McKinsey, of course, has lots of experience with airlines. A few years back, it was McKinsey that convinced Swissair that the only way it could survive was to bulk up by buying minority shares in other national carriers. Overloaded with debt and unable to reap any benefit from its partnerships, Swissair crashed in bankruptcy, taking Sabena with it.

Now both Delta and United have signed up McKinsey at $1 million a month each to get essentially the same advice about how they should meet the competitive challenge.

"I regard McKinsey as bubonic plague for the airlines," quipped Michael Levine, an airline veteran and professor at Yale.

Levine and most of the airline experts I spoke with said the best strategy for the traditional carriers is to perfect their own games rather than trying to beat the other guys at theirs.

For starters, that would mean taking as much as 25 percent out of their existing labor costs -- not by forcing yet another round of employee-discouraging pay cuts, but by eliminating archaic work rules. These are rules that require coffeepots to be fixed by fully trained mechanics or allow pilots to routinely fly only 55 hours a month or set up elaborate bumping rights that wind up doubling the training budget. It's not how much these folks are paid that is particularly outrageous -- $30,000 for a flight attendant or $70,000 for an engine mechanic is hardly excessive -- but how inefficiently they are deployed. All the airlines are trying to make these changes to some degree, some as part of their new airlines and others while in bankruptcy reorganization. But this thinking needs to be at the heart, not the edges, of their strategy.

At the same time, the major airlines should move to bolster the competitive advantages from running hub-based route networks that allow them to attract large numbers of highly profitable business travelers and carry them over long distances in big, efficient planes. Over the years, the majors have frittered away these advantages by raising prices for business travel while allowing service to deteriorate.

The fact is, there is still a sizable and profitable business to be had providing full-fare travelers between Washington and Denver with a comfortable seat, a quiet waiting lounge, free newspapers and telephones, a good glass of wine, and the flexibility to change flights at the last minute. Such travelers would be willing to pay $750 for that kind of trip. But they sure as hell resent being squeezed for $1,500 for such service, which has been the airline's strategy up to now. You don't have to be a McKinsey consultant to understand why so many switched to discount fares and low-cost carriers.

Another idea: Charge slightly higher fares to travel at peak travel times when seats are in greatest demand by time-sensitive business travelers. That would give the financial leeway to offer lower fares at off-peak hours to more cost-conscious business travelers with stingier travel budgets.

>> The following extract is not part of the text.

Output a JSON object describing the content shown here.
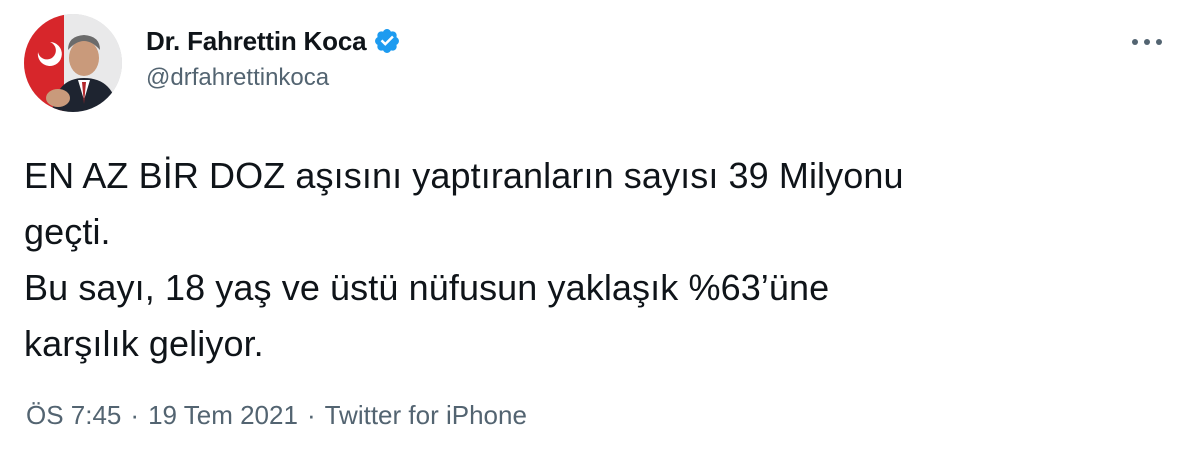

This is not to say that full-service airlines can't still fill the back of their planes with price-sensitive leisure travelers holding discounted tickets.

But there is no reason they need to roil their workforces and confuse customers by launching an entirely new airline, with a new name and pay scale and corporate culture, in a vain attempt to hold on to low-profit traffic.

If Delta and United really want to invest in a discount airline, there's a better way: Buy some Southwest stock.

Contact Steven Pearlstein at pearlsteins@washpost.com.